As a student of school psychology, much of my training deals with assessing and accommodating students with learning disabilities. As a psychologist (in my next life), many of my professional responsibilities will be geared towards serving students who fall to the left of the old bell curve, intelligence-wise (and yes, I know that “intelligence” is a highly debatable social construct, but that’s beyond the scope of this post).
A less-widely discussed component of special education, however, is giftedness. John Cloud raises some issues for us all to consider as we head back into our widely heterogeneous classrooms in his piece from last week’s Time, Are We Failing our Geniuses?
For my money, the meat of the article is right here (emphasis mine):
American schools spend more than $8 billion a year educating the mentally retarded. Spending on the gifted isn’t even tabulated in some states, but by the most generous calculation, we spend no more than $800 million on gifted programs. But it can’t make sense to spend 10 times as much to try to bring low-achieving students to mere proficiency as we do to nurture those with the greatest potential.

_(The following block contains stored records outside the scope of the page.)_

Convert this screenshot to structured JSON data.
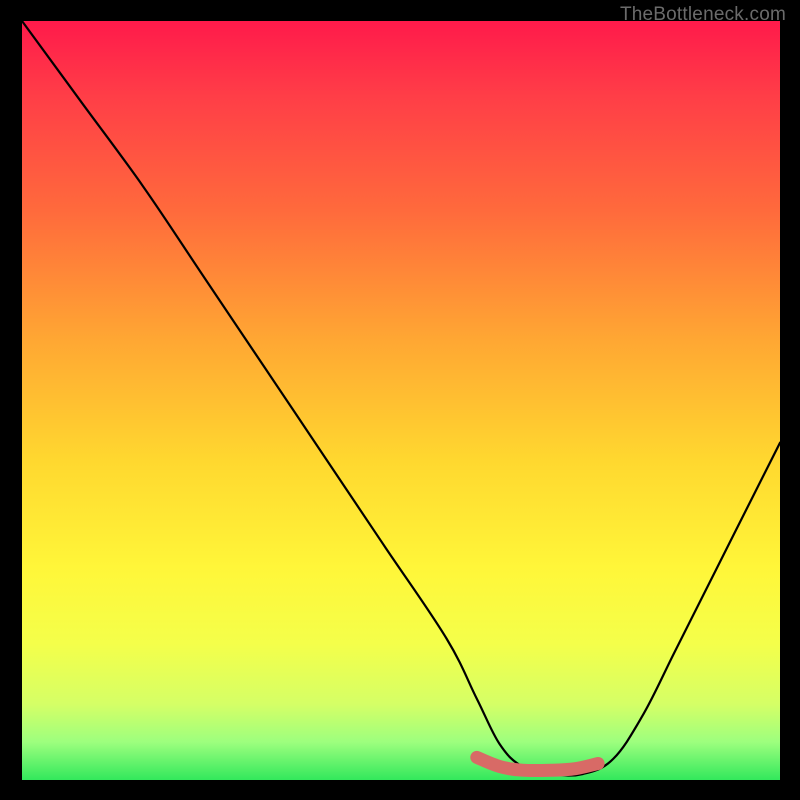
{
  "watermark": "TheBottleneck.com",
  "chart_data": {
    "type": "line",
    "title": "",
    "xlabel": "",
    "ylabel": "",
    "xlim": [
      0,
      100
    ],
    "ylim": [
      0,
      100
    ],
    "series": [
      {
        "name": "bottleneck-curve",
        "x": [
          0,
          8,
          16,
          24,
          32,
          40,
          48,
          56,
          60,
          63,
          66,
          70,
          74,
          78,
          82,
          86,
          90,
          94,
          100
        ],
        "values": [
          100,
          89,
          78,
          66,
          54,
          42,
          30,
          18,
          10,
          4,
          1,
          0,
          0,
          2,
          8,
          16,
          24,
          32,
          44
        ]
      },
      {
        "name": "highlight-band",
        "x": [
          60,
          63,
          66,
          70,
          73,
          76
        ],
        "values": [
          2.2,
          1.0,
          0.5,
          0.5,
          0.7,
          1.4
        ]
      }
    ],
    "gradient_stops": [
      {
        "pos": 0,
        "color": "#ff1a4b"
      },
      {
        "pos": 25,
        "color": "#ff6a3c"
      },
      {
        "pos": 58,
        "color": "#ffd82f"
      },
      {
        "pos": 82,
        "color": "#f4ff4a"
      },
      {
        "pos": 100,
        "color": "#32e85c"
      }
    ]
  }
}
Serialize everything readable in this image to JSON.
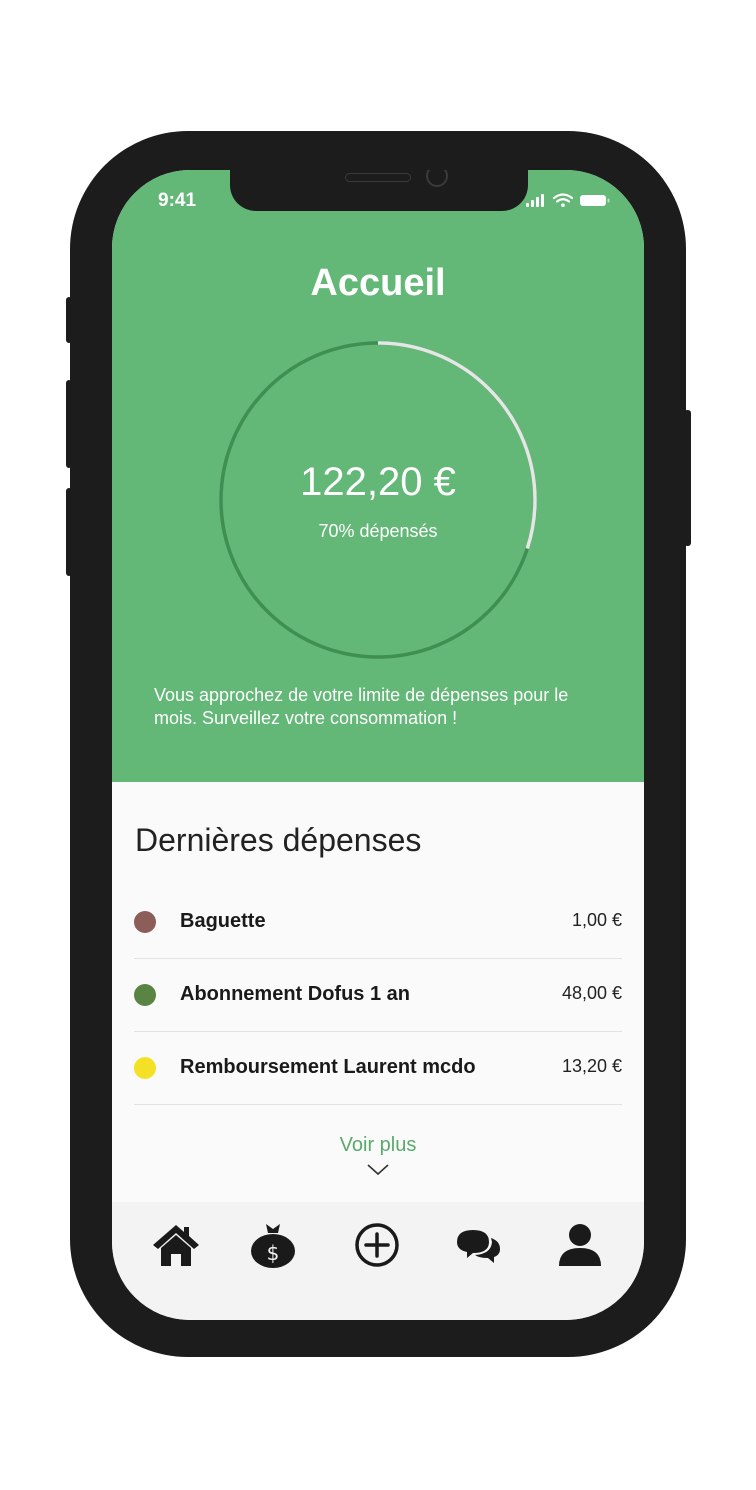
{
  "status_bar": {
    "time": "9:41"
  },
  "header": {
    "title": "Accueil"
  },
  "budget": {
    "amount": "122,20 €",
    "percent_label": "70% dépensés",
    "ring_progress": 0.3,
    "warning": "Vous approchez de votre limite de dépenses pour le mois. Surveillez votre consommation !"
  },
  "expenses": {
    "title": "Dernières dépenses",
    "items": [
      {
        "label": "Baguette",
        "amount": "1,00 €",
        "color": "#8b5e5a"
      },
      {
        "label": "Abonnement Dofus 1 an",
        "amount": "48,00 €",
        "color": "#5a8443"
      },
      {
        "label": "Remboursement Laurent mcdo",
        "amount": "13,20 €",
        "color": "#f4e025"
      }
    ],
    "see_more": "Voir plus"
  },
  "tabbar": {
    "items": [
      "home-icon",
      "money-bag-icon",
      "add-circle-icon",
      "chat-icon",
      "profile-icon"
    ]
  },
  "colors": {
    "primary": "#63b777",
    "ring_track": "#3f8e52",
    "ring_progress": "#e6e6e6"
  }
}
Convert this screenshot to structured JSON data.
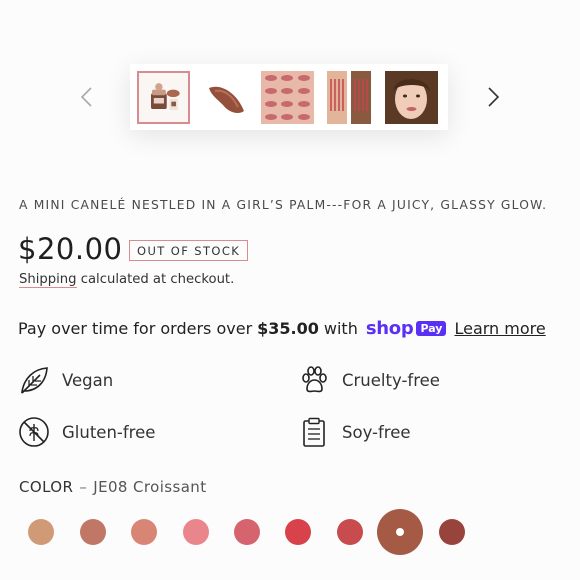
{
  "carousel": {
    "thumbnails": [
      {
        "name": "product-packshot",
        "selected": true
      },
      {
        "name": "lip-texture-smear",
        "selected": false
      },
      {
        "name": "lip-swatch-grid",
        "selected": false
      },
      {
        "name": "arm-swatches",
        "selected": false
      },
      {
        "name": "model-portrait",
        "selected": false
      }
    ]
  },
  "product": {
    "tagline": "A MINI CANELÉ NESTLED IN A GIRL’S PALM---FOR A JUICY, GLASSY GLOW.",
    "price": "$20.00",
    "stock_badge": "OUT OF STOCK",
    "shipping_link": "Shipping",
    "shipping_rest": " calculated at checkout."
  },
  "installments": {
    "prefix": "Pay over time for orders over",
    "threshold": "$35.00",
    "with": "with",
    "shop_word": "shop",
    "pay_word": "Pay",
    "learn_more": "Learn more"
  },
  "attributes": [
    {
      "label": "Vegan",
      "icon": "leaf-icon"
    },
    {
      "label": "Cruelty-free",
      "icon": "paw-icon"
    },
    {
      "label": "Gluten-free",
      "icon": "wheat-icon"
    },
    {
      "label": "Soy-free",
      "icon": "clipboard-icon"
    }
  ],
  "color": {
    "label": "COLOR",
    "separator": "–",
    "selected": "JE08 Croissant",
    "swatches": [
      {
        "hex": "#d09a76"
      },
      {
        "hex": "#c07766"
      },
      {
        "hex": "#d98576"
      },
      {
        "hex": "#e9868c"
      },
      {
        "hex": "#d6646f"
      },
      {
        "hex": "#d8434b"
      },
      {
        "hex": "#c84b4d"
      },
      {
        "hex": "#a45a44",
        "selected": true
      },
      {
        "hex": "#98443c"
      }
    ]
  },
  "colors": {
    "accent_border": "#d98b92",
    "shop_purple": "#5a31f4"
  }
}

Cue also the reports of how NCLB has caused schools to slash funding for gifted programs as early after its enactment as 2002. Now, for your amusement, I’ll attempt to crunch some numbers from the article (you may not want to drink anything near your computer while I try this).

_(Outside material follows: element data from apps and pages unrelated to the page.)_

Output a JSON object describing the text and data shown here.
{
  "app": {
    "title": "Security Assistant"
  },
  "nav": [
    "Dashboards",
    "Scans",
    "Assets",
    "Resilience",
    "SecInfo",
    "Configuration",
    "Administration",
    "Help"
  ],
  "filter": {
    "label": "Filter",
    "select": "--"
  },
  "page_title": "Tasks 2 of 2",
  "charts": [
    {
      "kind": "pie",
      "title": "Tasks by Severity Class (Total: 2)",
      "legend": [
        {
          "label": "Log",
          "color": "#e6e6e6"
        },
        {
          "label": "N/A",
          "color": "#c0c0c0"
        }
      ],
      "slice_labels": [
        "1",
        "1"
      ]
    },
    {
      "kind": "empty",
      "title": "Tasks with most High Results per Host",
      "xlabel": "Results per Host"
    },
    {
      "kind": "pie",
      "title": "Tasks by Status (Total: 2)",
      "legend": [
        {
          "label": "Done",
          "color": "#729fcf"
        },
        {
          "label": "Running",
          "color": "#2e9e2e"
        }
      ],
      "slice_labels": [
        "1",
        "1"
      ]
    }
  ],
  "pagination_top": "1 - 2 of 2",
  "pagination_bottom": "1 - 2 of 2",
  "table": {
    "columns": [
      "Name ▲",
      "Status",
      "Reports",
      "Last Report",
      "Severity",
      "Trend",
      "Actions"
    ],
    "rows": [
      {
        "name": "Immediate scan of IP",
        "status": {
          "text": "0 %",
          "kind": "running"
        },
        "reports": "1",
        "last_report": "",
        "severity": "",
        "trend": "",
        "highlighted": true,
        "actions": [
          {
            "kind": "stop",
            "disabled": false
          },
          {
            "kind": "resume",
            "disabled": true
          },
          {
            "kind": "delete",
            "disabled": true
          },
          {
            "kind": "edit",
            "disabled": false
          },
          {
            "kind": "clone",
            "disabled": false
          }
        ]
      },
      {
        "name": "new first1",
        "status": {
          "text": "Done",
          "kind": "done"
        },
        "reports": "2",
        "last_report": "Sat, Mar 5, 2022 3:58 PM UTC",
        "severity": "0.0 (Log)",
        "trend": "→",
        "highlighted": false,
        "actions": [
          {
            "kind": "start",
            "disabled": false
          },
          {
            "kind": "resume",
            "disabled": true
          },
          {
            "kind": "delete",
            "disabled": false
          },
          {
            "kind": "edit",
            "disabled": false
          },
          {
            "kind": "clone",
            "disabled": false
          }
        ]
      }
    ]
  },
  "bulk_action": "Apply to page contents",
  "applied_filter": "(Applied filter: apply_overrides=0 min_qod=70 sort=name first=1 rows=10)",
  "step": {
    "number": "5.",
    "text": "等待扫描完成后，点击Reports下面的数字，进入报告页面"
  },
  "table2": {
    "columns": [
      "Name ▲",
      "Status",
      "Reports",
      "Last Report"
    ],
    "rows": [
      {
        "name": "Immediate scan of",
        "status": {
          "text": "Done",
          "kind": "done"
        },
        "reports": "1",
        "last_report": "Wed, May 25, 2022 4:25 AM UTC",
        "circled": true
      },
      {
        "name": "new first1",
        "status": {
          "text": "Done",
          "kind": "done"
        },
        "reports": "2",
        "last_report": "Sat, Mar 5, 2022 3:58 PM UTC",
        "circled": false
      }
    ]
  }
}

Cloud’s definition of “genius” – an IQ three standard deviations above the norm (145+) – only applies to a fraction of a percentage of American students (62,000, according to him), and therefore runs the risk of eliciting the “too minor a minority” response. I’m aware of “gifted” programming being granted to students with an IQ of 130+, a full standard deviation lower. If that’s true in all 50 states, then we now have an additional 2.14% of students (1.3 million, if Cloud’s initial figure of 62 million students is accurate) who are placed in non-differentiated classes with more average age-level peers (read the article to see why this may not be a good thing). Still not a huge number, but it’s almost 21 times the number Cloud describes. NB: If I’ve screwed these numbers up somehow, someone please let me know in the comments.

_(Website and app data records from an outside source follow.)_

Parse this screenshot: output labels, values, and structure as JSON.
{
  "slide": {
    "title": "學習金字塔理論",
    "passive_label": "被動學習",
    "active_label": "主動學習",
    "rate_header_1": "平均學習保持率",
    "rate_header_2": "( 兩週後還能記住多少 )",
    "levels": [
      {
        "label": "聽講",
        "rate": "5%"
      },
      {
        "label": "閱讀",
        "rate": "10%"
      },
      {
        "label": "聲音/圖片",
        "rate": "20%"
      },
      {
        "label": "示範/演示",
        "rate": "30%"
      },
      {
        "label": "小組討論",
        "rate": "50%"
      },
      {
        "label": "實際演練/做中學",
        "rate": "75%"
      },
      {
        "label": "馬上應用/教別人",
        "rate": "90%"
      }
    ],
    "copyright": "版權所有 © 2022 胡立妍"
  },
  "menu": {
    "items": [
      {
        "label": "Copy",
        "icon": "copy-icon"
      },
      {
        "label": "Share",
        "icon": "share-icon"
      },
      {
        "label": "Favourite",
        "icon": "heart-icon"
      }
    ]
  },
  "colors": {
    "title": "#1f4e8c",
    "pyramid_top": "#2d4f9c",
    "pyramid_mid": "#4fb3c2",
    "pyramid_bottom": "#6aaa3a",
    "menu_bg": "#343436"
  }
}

Incidentally, the National Association of School Psychologists (NASP) is officially against tracking students, regardless of intelligence/ability, but they do support differentiated instruction in order to provide diverse student groups with appropriate academic engagement. Regardless of where you fall on the tracking/no tracking debate, a million students aren’t getting appropriate public educations. Sounds like someone’s getting left behind.